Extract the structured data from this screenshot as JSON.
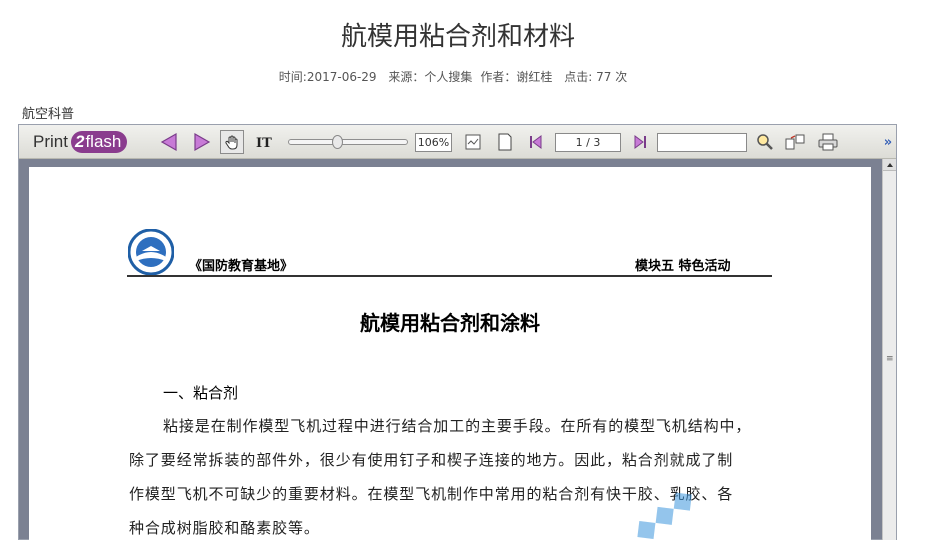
{
  "article": {
    "title": "航模用粘合剂和材料",
    "meta": {
      "time": "时间:2017-06-29",
      "source": "来源：个人搜集",
      "author": "作者：谢红桂",
      "clicks": "点击: 77 次"
    },
    "category": "航空科普"
  },
  "viewer": {
    "logo_print": "Print",
    "logo_two": "2",
    "logo_flash": "flash",
    "zoom_value": "106%",
    "page_value": "1 / 3",
    "search_value": "",
    "more_label": "»"
  },
  "document": {
    "header_left": "《国防教育基地》",
    "header_right": "模块五  特色活动",
    "title": "航模用粘合剂和涂料",
    "section_heading": "一、粘合剂",
    "body_lines": [
      "粘接是在制作模型飞机过程中进行结合加工的主要手段。在所有的模型飞机结构中，",
      "除了要经常拆装的部件外，很少有使用钉子和楔子连接的地方。因此，粘合剂就成了制",
      "作模型飞机不可缺少的重要材料。在模型飞机制作中常用的粘合剂有快干胶、乳胶、各",
      "种合成树脂胶和酪素胶等。"
    ]
  },
  "colors": {
    "logo_badge": "#8a3c8e",
    "arrow_fill": "#c77ad6",
    "viewer_background": "#7b8192"
  },
  "icons": [
    "left-arrow-icon",
    "right-arrow-icon",
    "hand-tool-icon",
    "text-select-icon",
    "fit-width-icon",
    "fit-page-icon",
    "prev-page-icon",
    "next-page-icon",
    "search-icon",
    "open-external-icon",
    "print-icon",
    "scroll-grip-icon",
    "seal-logo-icon"
  ]
}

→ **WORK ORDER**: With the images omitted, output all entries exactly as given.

→ **EXERCISE ANSWER**:
Extract the structured data from this screenshot as JSON.
{
  "article": {
    "title": "航模用粘合剂和材料",
    "meta": {
      "time": "时间:2017-06-29",
      "source": "来源：个人搜集",
      "author": "作者：谢红桂",
      "clicks": "点击: 77 次"
    },
    "category": "航空科普"
  },
  "viewer": {
    "logo_print": "Print",
    "logo_two": "2",
    "logo_flash": "flash",
    "zoom_value": "106%",
    "page_value": "1 / 3",
    "search_value": "",
    "more_label": "»"
  },
  "document": {
    "header_left": "《国防教育基地》",
    "header_right": "模块五  特色活动",
    "title": "航模用粘合剂和涂料",
    "section_heading": "一、粘合剂",
    "body_lines": [
      "粘接是在制作模型飞机过程中进行结合加工的主要手段。在所有的模型飞机结构中，",
      "除了要经常拆装的部件外，很少有使用钉子和楔子连接的地方。因此，粘合剂就成了制",
      "作模型飞机不可缺少的重要材料。在模型飞机制作中常用的粘合剂有快干胶、乳胶、各",
      "种合成树脂胶和酪素胶等。"
    ]
  },
  "colors": {
    "logo_badge": "#8a3c8e",
    "arrow_fill": "#c77ad6",
    "viewer_background": "#7b8192"
  },
  "icons": [
    "left-arrow-icon",
    "right-arrow-icon",
    "hand-tool-icon",
    "text-select-icon",
    "fit-width-icon",
    "fit-page-icon",
    "prev-page-icon",
    "next-page-icon",
    "search-icon",
    "open-external-icon",
    "print-icon",
    "scroll-grip-icon",
    "seal-logo-icon"
  ]
}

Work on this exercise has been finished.